Tuesday, December 4, 2012

This Pear Is Not For Eating

Nov 29

What a day.

It appears as though my body has decided that, regardless of itineraries, this trip is over.  From the second I woke up I felt incredibly sick to my stomach.  It took a while, but I finally started to feel better around 11, so we decided to catch the train to Lucca (the rain had ceased and the outlook was 50/50, so we took our chances).  Our original plan was to make eggs for breakfast, but seeing as how that would've been a terrible idea considering the circumstances, we opted for pastries at the train station instead.

We got on the train, ate, and sat down for the long haul.  It took almost an hour and a half to get to Lucca, mostly because it lies on a major route and stopped way too often.  It was prettier than a bus would've been.  Well, it was according to Sam.  I spent the entirety of the ride trying not to unswallow my breakfast, curled as best I could into a tolerable position.

Lucky for you, Sam took pictures from the train!
Oh Italy...
Finally we arrived in Lucca around 1:30. We debated whether or not to get right back on the train and go home, but the fresh, crisp air (read: bitterly cold wind) was a little empowering.  Eventually we decided we'd at least walk around the town a bit and explore the old fortified walls.

On our way from the station into the town, we saw a poster advertising an "Instruments of Torture" museum.  We simultaneously "oohed" and decided to hunt it down.
Lucca's walls and a couple of its hooligans
First, though, we climbed up onto the old walls and walked for a bit.  I'm glad we decided not to rent bikes.  Aside from my intense periodic discomfort, it was very cold and windy up there.  After probably not long enough, we descended into the town to search for the museum and, hopefully, a bathroom.  

He has endless amounts of these faces
After a moany groany uncomfortable journey through the streets of Lucca, we came to the torture museum.  We were both very excited, but I knew I wouldn't be able to enjoy it unless we found a restroom first, which museum had none.  We checked at a bar across the street, and luckily they had one for customers, so Sam got himself something.

We then popped back over, bought student-priced tickets from the cheerful woman at the desk (the first time we've counted as students this whole trip without being members of the EU).  The museum was odd in that it consisted of two floors, with two small rooms on each floor.  We went into the "dungeons" first.

Sam read to me about the Bishop's Kite while I sat on the floor fighting another vicious wave of nausea.  Then I stood up and read about this triangular bondage-type thing that kept you in the fetal position on your back, causing discomfort very similar to what I was experiencing.  VOODOO???

Anyway, the instruments were very interesting, and even though I recognized a few (the rack, the Iron Maiden, guillotine, and the Pear from that episode of Bones), many were new.  But when I the room started swimming and I realized I was about to pass out and/or barf, and I didn't fancy falling onto the spikes of the Rack, Sam and I decided it was probably time to go.

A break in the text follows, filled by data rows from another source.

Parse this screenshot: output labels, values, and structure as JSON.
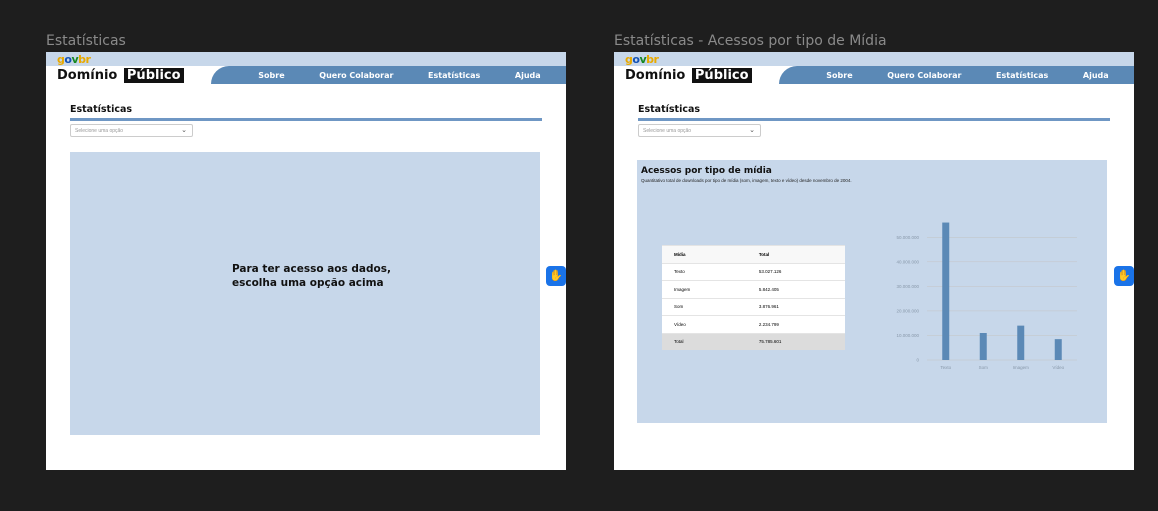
{
  "frames": [
    {
      "title": "Estatísticas"
    },
    {
      "title": "Estatísticas - Acessos por tipo de Mídia"
    }
  ],
  "header": {
    "govbr": {
      "g": "g",
      "o": "o",
      "v": "v",
      "br": "br"
    },
    "brand_left": "Domínio",
    "brand_right": "Público"
  },
  "nav": {
    "items": [
      "Sobre",
      "Quero Colaborar",
      "Estatísticas",
      "Ajuda"
    ]
  },
  "section": {
    "title": "Estatísticas"
  },
  "select": {
    "placeholder": "Selecione uma opção"
  },
  "empty_state": {
    "line1": "Para ter acesso aos dados,",
    "line2": "escolha uma opção acima"
  },
  "accessibility": {
    "icon": "sign-language-icon",
    "glyph": "✋"
  },
  "media_chart": {
    "title": "Acessos por tipo de mídia",
    "subtitle": "Quantitativo total de downloads por tipo de mídia (som, imagem, texto e vídeo) desde novembro de 2004.",
    "table": {
      "headers": [
        "Mídia",
        "Total"
      ],
      "rows": [
        [
          "Texto",
          "53.027.126"
        ],
        [
          "Imagem",
          "5.842.405"
        ],
        [
          "Som",
          "3.876.961"
        ],
        [
          "Vídeo",
          "2.234.799"
        ]
      ],
      "total": [
        "Total",
        "75.785.601"
      ]
    }
  },
  "chart_data": {
    "type": "bar",
    "categories": [
      "Texto",
      "Som",
      "Imagem",
      "Vídeo"
    ],
    "values": [
      56000000,
      11000000,
      14000000,
      8500000
    ],
    "yticks": [
      "50.000.000",
      "40.000.000",
      "30.000.000",
      "20.000.000",
      "10.000.000",
      "0"
    ],
    "ytick_values": [
      50000000,
      40000000,
      30000000,
      20000000,
      10000000,
      0
    ],
    "ylim": [
      0,
      55000000
    ],
    "title": "",
    "xlabel": "",
    "ylabel": "",
    "grid": true,
    "colors": {
      "bar": "#5b89b6",
      "grid": "#c4c4c4",
      "tick": "#8898aa",
      "panel": "#c7d7ea"
    }
  }
}
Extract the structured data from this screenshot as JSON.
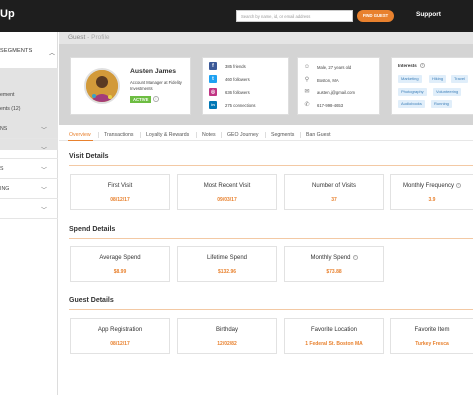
{
  "topbar": {
    "brand": "Up",
    "search_placeholder": "Search by name, id, or email address",
    "find_button": "FIND GUEST",
    "support": "Support"
  },
  "sidebar": {
    "header": "SEGMENTS",
    "active_sub_1": "ement",
    "active_sub_2": "ents (12)",
    "items": [
      "NS",
      "",
      "S",
      "ING",
      ""
    ]
  },
  "page": {
    "title": "Guest",
    "subtitle": "- Profile"
  },
  "profile": {
    "name": "Austen James",
    "role": "Account Manager at Fidelity Investments",
    "status": "ACTIVE"
  },
  "social": [
    {
      "icon": "facebook-icon",
      "text": "385 friends",
      "color": "#3b5998",
      "glyph": "f"
    },
    {
      "icon": "twitter-icon",
      "text": "460 followers",
      "color": "#1da1f2",
      "glyph": "t"
    },
    {
      "icon": "instagram-icon",
      "text": "636 followers",
      "color": "#c13584",
      "glyph": "◎"
    },
    {
      "icon": "linkedin-icon",
      "text": "275 connections",
      "color": "#0077b5",
      "glyph": "in"
    }
  ],
  "contact": [
    {
      "icon": "person-icon",
      "glyph": "☺",
      "text": "Male, 27 years old"
    },
    {
      "icon": "location-pin-icon",
      "glyph": "⚲",
      "text": "Boston, MA"
    },
    {
      "icon": "email-icon",
      "glyph": "✉",
      "text": "austen.j@gmail.com"
    },
    {
      "icon": "phone-icon",
      "glyph": "✆",
      "text": "617-998-4653"
    }
  ],
  "interests": {
    "title": "Interests",
    "tags": [
      "Marketing",
      "Hiking",
      "Travel",
      "Photography",
      "Volunteering",
      "Audiobooks",
      "Running"
    ]
  },
  "tabs": [
    "Overview",
    "Transactions",
    "Loyalty & Rewards",
    "Notes",
    "GEO Journey",
    "Segments",
    "Ban Guest"
  ],
  "sections": {
    "guest_details": {
      "title": "Visit Details",
      "stats": [
        {
          "label": "First Visit",
          "value": "08/12/17"
        },
        {
          "label": "Most Recent Visit",
          "value": "09/03/17"
        },
        {
          "label": "Number of Visits",
          "value": "37"
        },
        {
          "label": "Monthly Frequency",
          "value": "3.9"
        }
      ]
    },
    "spend_details": {
      "title": "Spend Details",
      "stats": [
        {
          "label": "Average Spend",
          "value": "$8.99"
        },
        {
          "label": "Lifetime Spend",
          "value": "$132.96"
        },
        {
          "label": "Monthly Spend",
          "value": "$73.88"
        }
      ]
    },
    "more_details": {
      "title": "Guest Details",
      "stats": [
        {
          "label": "App Registration",
          "value": "08/12/17"
        },
        {
          "label": "Birthday",
          "value": "12/02/82"
        },
        {
          "label": "Favorite Location",
          "value": "1 Federal St. Boston MA"
        },
        {
          "label": "Favorite Item",
          "value": "Turkey Fresca"
        }
      ]
    }
  },
  "colors": {
    "accent": "#e8812e",
    "active_green": "#6dbd42",
    "tag_blue": "#3d7fb8"
  }
}
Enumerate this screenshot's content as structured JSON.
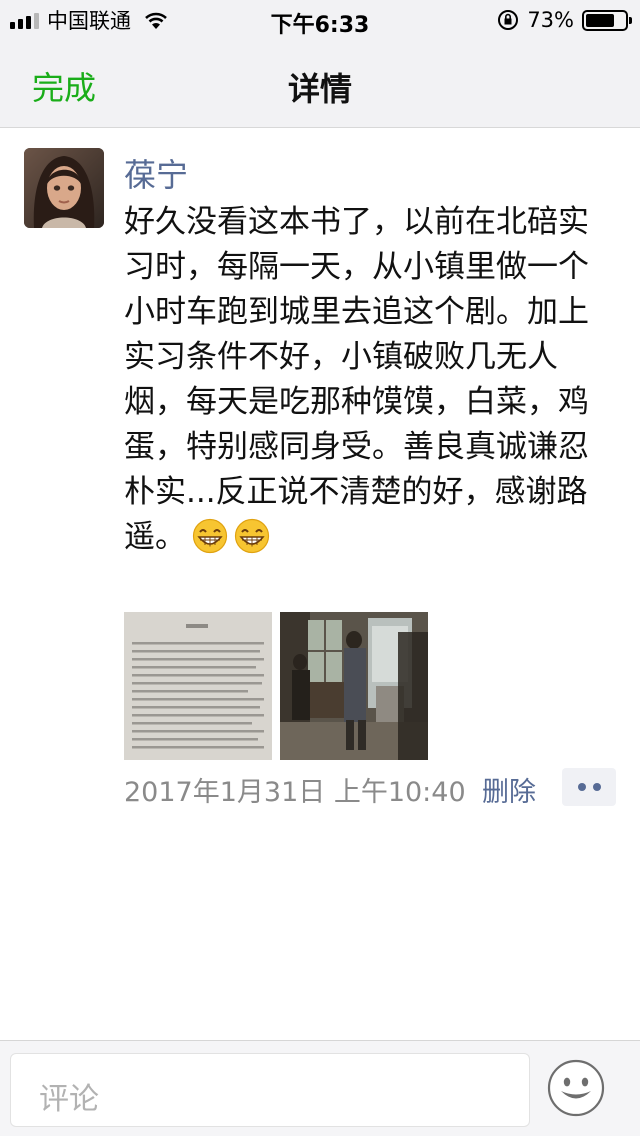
{
  "status_bar": {
    "carrier": "中国联通",
    "time": "下午6:33",
    "battery": "73%",
    "battery_level": 0.73
  },
  "nav": {
    "done_label": "完成",
    "title": "详情"
  },
  "post": {
    "author": "葆宁",
    "text": "好久没看这本书了，以前在北碚实习时，每隔一天，从小镇里做一个小时车跑到城里去追这个剧。加上实习条件不好，小镇破败几无人烟，每天是吃那种馍馍，白菜，鸡蛋，特别感同身受。善良真诚谦忍朴实...反正说不清楚的好，感谢路遥。",
    "emoji": [
      "grin-emoji",
      "grin-emoji"
    ],
    "photos": [
      "book-page-photo",
      "tv-drama-still-photo"
    ],
    "timestamp": "2017年1月31日 上午10:40",
    "delete_label": "删除"
  },
  "comment": {
    "placeholder": "评论"
  },
  "colors": {
    "accent_green": "#1aad19",
    "link_blue": "#576b95",
    "meta_gray": "#8a8a8a"
  }
}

We looked briefly at the two upstairs rooms and then, trying to appear cheerful and not at all sickened by the contents of the exhibit (I wasn't, but I am pretty sure the woman at the desk thought I was.  I can just see her glancing at the security screen, watching me sitting with my head between my legs, my elbow grazing the Spanish Donkey, shaking her head and rolling her eyes).

We walked as quickly as comfortably possible back to the train station and waited the endless 30 minutes for the train.  Sam presented that he thought I had a stomach bug.  I presented that it didn't feel quite like that and that it was more likely my body reacting to exhaustion.  I slept most of the way back, and didn't feel too poorly (or at least not as before).  We just finished dinner, and so far I feel okay.  Sam is very kind and has offered to clean the apartment by himself so I can sleep.  I knew I married him for a reason.

Well, that's about all.  Tomorrow we hope to sleep in and then make our way to the train station to catch our train back to Rome.  I've had a great time here, but I'm definitely ready to go home.  My stomach agrees.

Bummer though that I don't have a cool story to tell the grandkids about passing out in an Italian torture chamber.

1 comment:

LP said...

I wonder if it was your doughy pizza from the day before. Why did no one think of that as a torture method in the olden days?